for batch_size in [1, 2, 3, 4, 5, 6, 7, 8, 9, 10]:
    tokenizer = AutoTokenizer.from_pretrained(name)
    model = AutoModelForSequenceClassification.from_pretrained(name, torchscript=True)
    example = encode(tokenizer, sequence_0, sequence_2, batch_size=batch_size)
    model_neuron = torch_neuronx.trace(model, example)
    filename = f'model_batch_size_{batch_size}.pt', filename)
[ ]:
# Benchmark BERT for different batch sizes
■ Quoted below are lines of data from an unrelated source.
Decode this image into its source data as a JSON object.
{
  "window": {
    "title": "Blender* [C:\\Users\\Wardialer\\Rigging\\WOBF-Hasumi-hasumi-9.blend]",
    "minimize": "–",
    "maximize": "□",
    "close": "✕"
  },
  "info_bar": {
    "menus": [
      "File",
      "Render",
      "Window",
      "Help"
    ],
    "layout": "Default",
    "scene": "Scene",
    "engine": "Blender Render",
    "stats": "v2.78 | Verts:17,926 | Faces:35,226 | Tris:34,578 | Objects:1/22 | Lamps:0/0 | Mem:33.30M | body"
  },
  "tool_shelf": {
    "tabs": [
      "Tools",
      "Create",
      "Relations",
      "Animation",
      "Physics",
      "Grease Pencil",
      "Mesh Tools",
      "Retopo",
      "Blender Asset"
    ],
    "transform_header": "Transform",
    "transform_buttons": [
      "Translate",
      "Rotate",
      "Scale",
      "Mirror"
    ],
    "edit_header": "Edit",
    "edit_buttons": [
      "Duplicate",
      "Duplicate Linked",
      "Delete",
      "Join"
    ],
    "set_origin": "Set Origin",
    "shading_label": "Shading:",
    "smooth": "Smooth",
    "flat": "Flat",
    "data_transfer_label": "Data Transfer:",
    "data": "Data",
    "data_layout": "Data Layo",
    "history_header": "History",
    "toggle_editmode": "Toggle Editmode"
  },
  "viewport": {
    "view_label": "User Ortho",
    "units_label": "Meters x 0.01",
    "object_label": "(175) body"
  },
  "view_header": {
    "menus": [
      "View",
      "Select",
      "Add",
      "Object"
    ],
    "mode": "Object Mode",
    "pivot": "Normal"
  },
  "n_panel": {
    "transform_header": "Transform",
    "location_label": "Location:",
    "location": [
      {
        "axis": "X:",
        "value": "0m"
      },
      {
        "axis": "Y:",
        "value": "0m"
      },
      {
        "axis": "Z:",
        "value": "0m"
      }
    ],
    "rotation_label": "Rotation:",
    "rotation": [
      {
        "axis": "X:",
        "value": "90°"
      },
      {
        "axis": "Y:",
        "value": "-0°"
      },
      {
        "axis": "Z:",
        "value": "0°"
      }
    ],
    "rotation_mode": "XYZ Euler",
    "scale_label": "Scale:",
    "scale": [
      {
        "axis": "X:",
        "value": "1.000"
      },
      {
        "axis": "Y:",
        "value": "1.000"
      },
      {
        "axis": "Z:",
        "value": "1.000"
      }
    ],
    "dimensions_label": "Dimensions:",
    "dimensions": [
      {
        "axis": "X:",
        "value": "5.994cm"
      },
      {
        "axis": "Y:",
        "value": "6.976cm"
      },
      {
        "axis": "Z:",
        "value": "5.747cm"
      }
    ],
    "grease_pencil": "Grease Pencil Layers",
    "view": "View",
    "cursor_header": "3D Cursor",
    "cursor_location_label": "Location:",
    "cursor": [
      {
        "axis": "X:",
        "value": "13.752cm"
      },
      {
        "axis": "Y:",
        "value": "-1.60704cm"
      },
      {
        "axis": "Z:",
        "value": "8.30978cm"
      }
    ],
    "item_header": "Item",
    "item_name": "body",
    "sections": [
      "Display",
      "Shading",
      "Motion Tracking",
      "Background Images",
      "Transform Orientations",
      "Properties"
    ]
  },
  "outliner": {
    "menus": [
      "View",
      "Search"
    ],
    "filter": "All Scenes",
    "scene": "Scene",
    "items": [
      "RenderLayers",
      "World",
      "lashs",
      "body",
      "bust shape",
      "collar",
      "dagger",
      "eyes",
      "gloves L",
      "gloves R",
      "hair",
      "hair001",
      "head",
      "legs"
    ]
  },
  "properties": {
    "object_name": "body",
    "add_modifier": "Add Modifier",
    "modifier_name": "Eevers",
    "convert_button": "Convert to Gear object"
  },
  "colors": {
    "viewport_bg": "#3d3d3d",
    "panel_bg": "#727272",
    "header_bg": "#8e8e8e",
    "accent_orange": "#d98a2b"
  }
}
for batch_size in [1, 2, 3, 4, 5, 6, 7, 8, 9, 10]:
    example = encode(tokenizer, sequence_0, sequence_2, batch_size=batch_size)
    filename = f'model_batch_size_{batch_size}.pt'
    benchmark(filename, example)